| Work to complete |
Please count the lines below that hold the word "your" and give the count without any other text.

| Extracted material |
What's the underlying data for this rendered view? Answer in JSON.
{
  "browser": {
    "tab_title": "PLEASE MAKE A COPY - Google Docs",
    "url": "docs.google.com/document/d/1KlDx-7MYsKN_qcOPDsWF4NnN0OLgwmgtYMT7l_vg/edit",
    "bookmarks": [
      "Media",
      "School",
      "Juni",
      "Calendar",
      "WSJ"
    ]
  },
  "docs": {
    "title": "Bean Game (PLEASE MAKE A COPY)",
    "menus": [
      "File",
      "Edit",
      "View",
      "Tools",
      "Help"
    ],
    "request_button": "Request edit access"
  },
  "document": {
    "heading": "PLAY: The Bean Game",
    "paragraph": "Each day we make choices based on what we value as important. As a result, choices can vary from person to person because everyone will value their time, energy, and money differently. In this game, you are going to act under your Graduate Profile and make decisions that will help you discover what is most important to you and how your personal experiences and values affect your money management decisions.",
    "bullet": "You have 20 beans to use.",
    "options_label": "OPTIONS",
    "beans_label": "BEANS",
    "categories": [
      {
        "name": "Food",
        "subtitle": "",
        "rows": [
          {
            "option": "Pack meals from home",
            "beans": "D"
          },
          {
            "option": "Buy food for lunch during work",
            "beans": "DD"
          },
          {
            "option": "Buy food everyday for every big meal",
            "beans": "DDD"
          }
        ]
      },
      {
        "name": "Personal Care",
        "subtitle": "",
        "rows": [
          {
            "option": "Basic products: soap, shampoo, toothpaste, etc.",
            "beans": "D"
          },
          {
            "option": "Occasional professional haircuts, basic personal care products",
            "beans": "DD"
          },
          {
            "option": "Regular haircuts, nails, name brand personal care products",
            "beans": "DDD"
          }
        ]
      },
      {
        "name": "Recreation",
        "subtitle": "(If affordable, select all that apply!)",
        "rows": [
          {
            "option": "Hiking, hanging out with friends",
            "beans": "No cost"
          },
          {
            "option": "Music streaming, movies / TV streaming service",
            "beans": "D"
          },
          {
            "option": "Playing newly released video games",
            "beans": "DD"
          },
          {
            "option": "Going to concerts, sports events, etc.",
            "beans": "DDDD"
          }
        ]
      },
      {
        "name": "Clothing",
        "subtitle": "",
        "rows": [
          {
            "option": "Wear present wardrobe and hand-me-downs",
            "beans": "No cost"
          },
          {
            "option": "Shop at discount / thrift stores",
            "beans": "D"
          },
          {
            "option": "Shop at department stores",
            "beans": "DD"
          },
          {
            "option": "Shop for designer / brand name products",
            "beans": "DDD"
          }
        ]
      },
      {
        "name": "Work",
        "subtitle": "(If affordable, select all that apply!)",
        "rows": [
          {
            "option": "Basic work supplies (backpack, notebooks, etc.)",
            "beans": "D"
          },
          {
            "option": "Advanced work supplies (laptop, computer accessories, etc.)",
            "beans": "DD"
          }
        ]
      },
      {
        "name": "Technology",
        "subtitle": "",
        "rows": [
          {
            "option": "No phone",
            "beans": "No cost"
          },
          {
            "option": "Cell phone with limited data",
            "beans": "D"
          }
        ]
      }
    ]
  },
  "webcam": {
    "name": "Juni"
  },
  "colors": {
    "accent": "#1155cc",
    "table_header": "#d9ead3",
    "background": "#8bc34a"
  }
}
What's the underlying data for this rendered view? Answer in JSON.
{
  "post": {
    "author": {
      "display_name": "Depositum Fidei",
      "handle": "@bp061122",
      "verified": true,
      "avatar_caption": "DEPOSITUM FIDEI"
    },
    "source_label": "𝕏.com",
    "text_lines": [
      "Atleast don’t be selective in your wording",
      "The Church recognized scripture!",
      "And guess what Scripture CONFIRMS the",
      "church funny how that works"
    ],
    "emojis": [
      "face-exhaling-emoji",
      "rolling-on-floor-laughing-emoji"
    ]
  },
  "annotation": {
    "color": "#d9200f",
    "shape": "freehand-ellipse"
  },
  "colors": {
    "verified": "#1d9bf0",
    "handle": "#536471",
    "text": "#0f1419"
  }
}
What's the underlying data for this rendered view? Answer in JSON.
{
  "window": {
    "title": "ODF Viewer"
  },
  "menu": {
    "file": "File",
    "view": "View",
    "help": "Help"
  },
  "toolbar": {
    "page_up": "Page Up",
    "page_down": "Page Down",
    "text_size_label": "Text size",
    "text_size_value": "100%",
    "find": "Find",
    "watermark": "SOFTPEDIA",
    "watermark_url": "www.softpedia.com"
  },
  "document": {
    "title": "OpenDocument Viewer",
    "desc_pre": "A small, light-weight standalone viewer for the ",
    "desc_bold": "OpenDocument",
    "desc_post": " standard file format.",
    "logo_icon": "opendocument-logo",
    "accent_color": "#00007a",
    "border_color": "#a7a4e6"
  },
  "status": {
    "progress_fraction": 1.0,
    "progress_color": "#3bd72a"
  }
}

| Answer box |
2